Aim of the task >> Say how many lines of the listing below contain "Cilandak", giving the number and nothing else.

Task input >>
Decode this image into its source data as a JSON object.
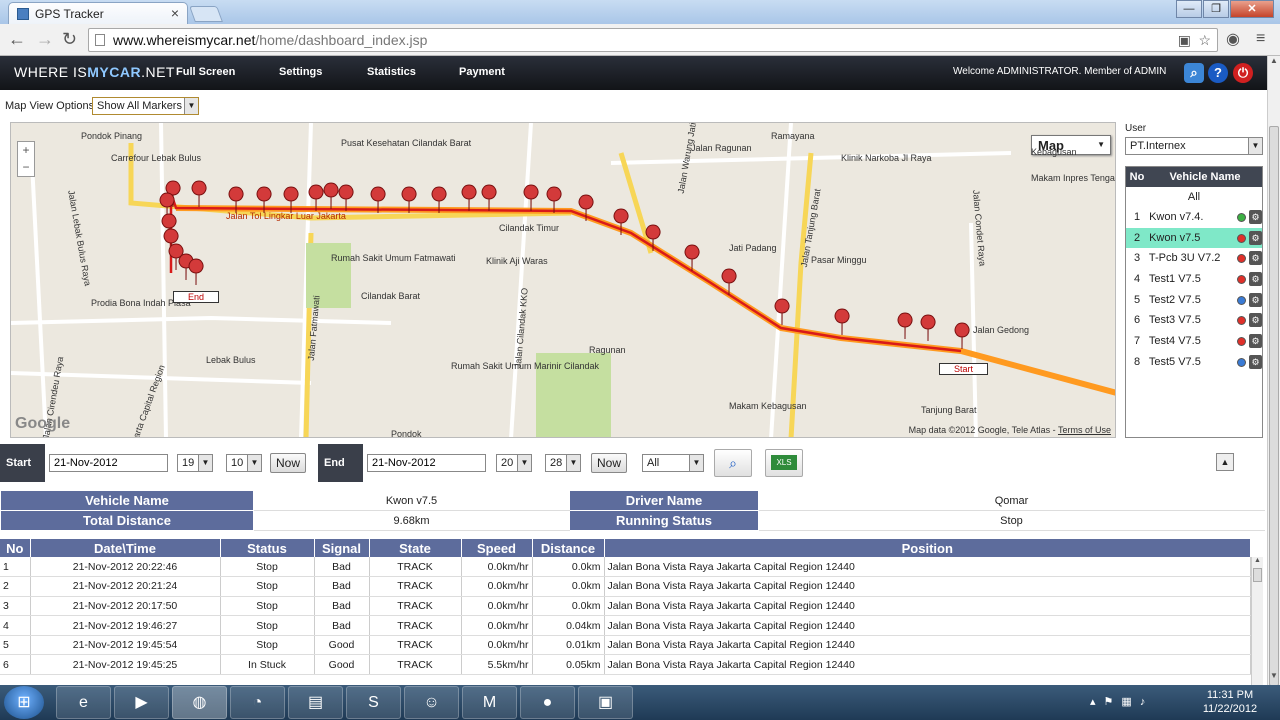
{
  "browser": {
    "tab_title": "GPS Tracker",
    "url_domain": "www.whereismycar.net",
    "url_path": "/home/dashboard_index.jsp"
  },
  "site": {
    "logo_left": "WHERE IS",
    "logo_bold": "MYCAR",
    "logo_right": ".NET",
    "menu": [
      "Full Screen",
      "Settings",
      "Statistics",
      "Payment"
    ],
    "welcome": "Welcome ADMINISTRATOR. Member of ADMIN"
  },
  "map_view": {
    "label": "Map View Options",
    "selected": "Show All Markers"
  },
  "map": {
    "type": "Map",
    "attribution": "Map data ©2012 Google, Tele Atlas - ",
    "terms": "Terms of Use",
    "brand": "Google",
    "labels": [
      "Carrefour Lebak Bulus",
      "Pondok Pinang",
      "Pusat Kesehatan Cilandak Barat",
      "Cilandak Timur",
      "Jalan Ragunan",
      "Jati Padang",
      "Pasar Minggu",
      "Cilandak Barat",
      "Rumah Sakit Umum Fatmawati",
      "Ragunan",
      "Lebak Bulus",
      "Prodia Bona Indah Plasa",
      "Jalan Tol Lingkar Luar Jakarta",
      "Jalan Fatmawati",
      "Jalan Cilandak KKO",
      "Jalan Tanjung Barat",
      "Jalan Gedong",
      "Tanjung Barat",
      "Makam Kebagusan",
      "Pondok",
      "Jalan Lebak Bulus Raya",
      "Jalan Cirendeu Raya",
      "Jakarta Capital Region",
      "Klinik Aji Waras",
      "Jalan Condet Raya",
      "Rumah Sakit Umum Marinir Cilandak",
      "Jalan Warung Jati",
      "Ramayana",
      "Klinik Narkoba Jl Raya",
      "Makam Inpres Tengah",
      "Kebagusan"
    ],
    "start_label": "Start",
    "end_label": "End"
  },
  "user_panel": {
    "label": "User",
    "selected_user": "PT.Internex",
    "col_no": "No",
    "col_name": "Vehicle Name",
    "all": "All",
    "vehicles": [
      {
        "no": "1",
        "name": "Kwon v7.4.",
        "status_color": "#3cb043"
      },
      {
        "no": "2",
        "name": "Kwon v7.5",
        "status_color": "#e0302a"
      },
      {
        "no": "3",
        "name": "T-Pcb 3U V7.2",
        "status_color": "#e0302a"
      },
      {
        "no": "4",
        "name": "Test1 V7.5",
        "status_color": "#e0302a"
      },
      {
        "no": "5",
        "name": "Test2 V7.5",
        "status_color": "#3a7bd5"
      },
      {
        "no": "6",
        "name": "Test3 V7.5",
        "status_color": "#e0302a"
      },
      {
        "no": "7",
        "name": "Test4 V7.5",
        "status_color": "#e0302a"
      },
      {
        "no": "8",
        "name": "Test5 V7.5",
        "status_color": "#3a7bd5"
      }
    ]
  },
  "controls": {
    "start_label": "Start",
    "start_date": "21-Nov-2012",
    "start_hour": "19",
    "start_min": "10",
    "now1": "Now",
    "end_label": "End",
    "end_date": "21-Nov-2012",
    "end_hour": "20",
    "end_min": "28",
    "now2": "Now",
    "filter": "All",
    "excel": "XLS"
  },
  "summary": {
    "vehicle_name_label": "Vehicle Name",
    "vehicle_name": "Kwon v7.5",
    "driver_name_label": "Driver Name",
    "driver_name": "Qomar",
    "total_distance_label": "Total Distance",
    "total_distance": "9.68km",
    "running_status_label": "Running Status",
    "running_status": "Stop"
  },
  "log_table": {
    "headers": [
      "No",
      "Date\\Time",
      "Status",
      "Signal",
      "State",
      "Speed",
      "Distance",
      "Position"
    ],
    "rows": [
      [
        "1",
        "21-Nov-2012 20:22:46",
        "Stop",
        "Bad",
        "TRACK",
        "0.0km/hr",
        "0.0km",
        "Jalan Bona Vista Raya Jakarta Capital Region 12440"
      ],
      [
        "2",
        "21-Nov-2012 20:21:24",
        "Stop",
        "Bad",
        "TRACK",
        "0.0km/hr",
        "0.0km",
        "Jalan Bona Vista Raya Jakarta Capital Region 12440"
      ],
      [
        "3",
        "21-Nov-2012 20:17:50",
        "Stop",
        "Bad",
        "TRACK",
        "0.0km/hr",
        "0.0km",
        "Jalan Bona Vista Raya Jakarta Capital Region 12440"
      ],
      [
        "4",
        "21-Nov-2012 19:46:27",
        "Stop",
        "Bad",
        "TRACK",
        "0.0km/hr",
        "0.04km",
        "Jalan Bona Vista Raya Jakarta Capital Region 12440"
      ],
      [
        "5",
        "21-Nov-2012 19:45:54",
        "Stop",
        "Good",
        "TRACK",
        "0.0km/hr",
        "0.01km",
        "Jalan Bona Vista Raya Jakarta Capital Region 12440"
      ],
      [
        "6",
        "21-Nov-2012 19:45:25",
        "In Stuck",
        "Good",
        "TRACK",
        "5.5km/hr",
        "0.05km",
        "Jalan Bona Vista Raya Jakarta Capital Region 12440"
      ]
    ]
  },
  "taskbar": {
    "time": "11:31 PM",
    "date": "11/22/2012"
  }
}
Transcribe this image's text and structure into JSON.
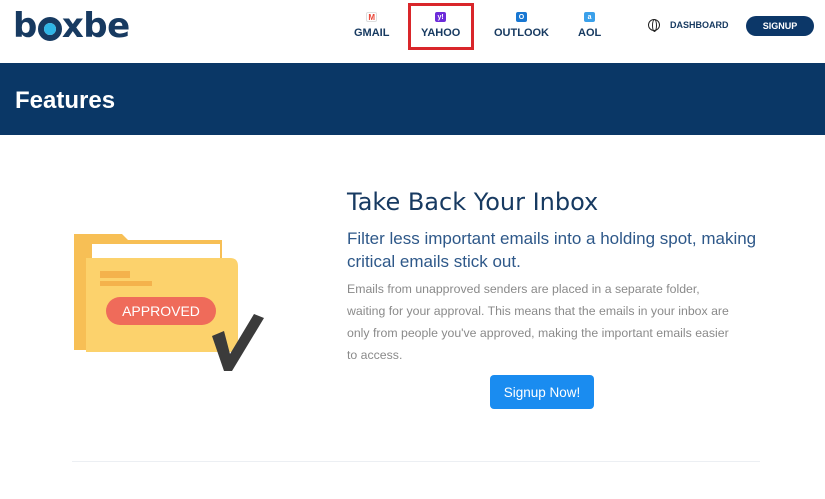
{
  "header": {
    "logo_text": "boxbe",
    "nav": [
      {
        "label": "GMAIL",
        "icon": "gmail-icon"
      },
      {
        "label": "YAHOO",
        "icon": "yahoo-icon"
      },
      {
        "label": "OUTLOOK",
        "icon": "outlook-icon"
      },
      {
        "label": "AOL",
        "icon": "aol-icon"
      }
    ],
    "dashboard_label": "DASHBOARD",
    "signup_label": "SIGNUP"
  },
  "banner": {
    "title": "Features"
  },
  "feature": {
    "illustration_label": "APPROVED",
    "title": "Take Back Your Inbox",
    "subtitle": "Filter less important emails into a holding spot, making critical emails stick out.",
    "body": "Emails from unapproved senders are placed in a separate folder, waiting for your approval. This means that the emails in your inbox are only from people you've approved, making the important emails easier to access.",
    "cta_label": "Signup Now!"
  },
  "colors": {
    "navy": "#0a3766",
    "accent_blue": "#1a8cf0",
    "logo_cyan": "#2fb5e6",
    "highlight_red": "#d9262a",
    "folder_yellow": "#fcd26c",
    "approved_red": "#ef6b5a"
  }
}
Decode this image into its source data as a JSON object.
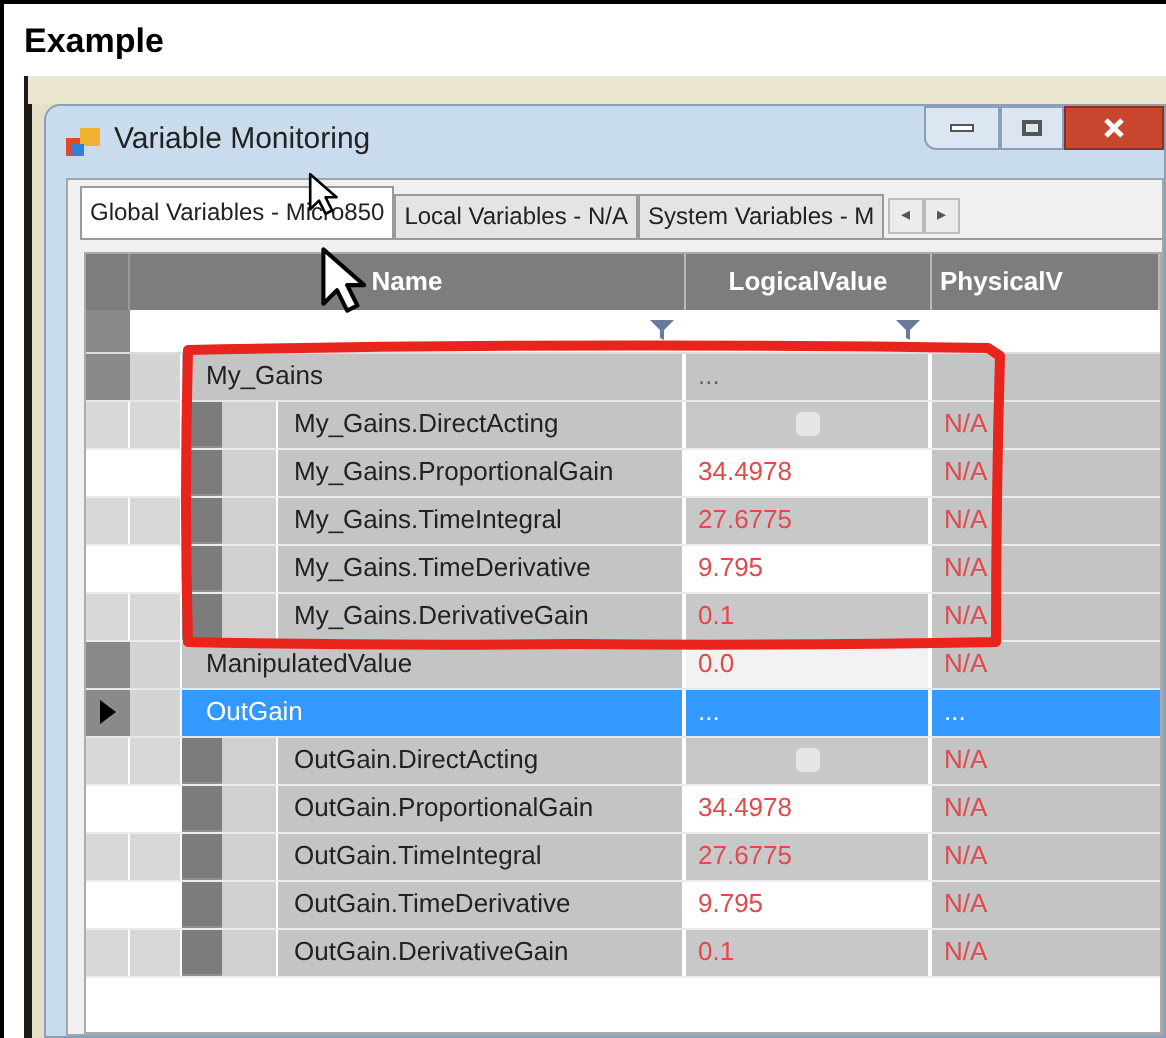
{
  "heading": "Example",
  "window": {
    "title": "Variable Monitoring"
  },
  "tabs": [
    {
      "label": "Global Variables - Micro850",
      "selected": true
    },
    {
      "label": "Local Variables - N/A",
      "selected": false
    },
    {
      "label": "System Variables - M",
      "selected": false
    }
  ],
  "tab_scroll": [
    "◂",
    "▸"
  ],
  "table": {
    "columns": [
      "Name",
      "LogicalValue",
      "PhysicalV"
    ],
    "rows": [
      {
        "name": "My_Gains",
        "logical": "...",
        "selected": false,
        "children": [
          {
            "name": "My_Gains.DirectActing",
            "kind": "bool",
            "checked": false,
            "physical": "N/A"
          },
          {
            "name": "My_Gains.ProportionalGain",
            "kind": "value",
            "logical": "34.4978",
            "physical": "N/A"
          },
          {
            "name": "My_Gains.TimeIntegral",
            "kind": "value",
            "logical": "27.6775",
            "physical": "N/A"
          },
          {
            "name": "My_Gains.TimeDerivative",
            "kind": "value",
            "logical": "9.795",
            "physical": "N/A"
          },
          {
            "name": "My_Gains.DerivativeGain",
            "kind": "value",
            "logical": "0.1",
            "physical": "N/A"
          }
        ]
      },
      {
        "name": "ManipulatedValue",
        "logical": "0.0",
        "physical": "N/A",
        "selected": false
      },
      {
        "name": "OutGain",
        "logical": "...",
        "physical": "...",
        "selected": true,
        "children": [
          {
            "name": "OutGain.DirectActing",
            "kind": "bool",
            "checked": false,
            "physical": "N/A"
          },
          {
            "name": "OutGain.ProportionalGain",
            "kind": "value",
            "logical": "34.4978",
            "physical": "N/A"
          },
          {
            "name": "OutGain.TimeIntegral",
            "kind": "value",
            "logical": "27.6775",
            "physical": "N/A"
          },
          {
            "name": "OutGain.TimeDerivative",
            "kind": "value",
            "logical": "9.795",
            "physical": "N/A"
          },
          {
            "name": "OutGain.DerivativeGain",
            "kind": "value",
            "logical": "0.1",
            "physical": "N/A"
          }
        ]
      }
    ]
  }
}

Problem solution >> 5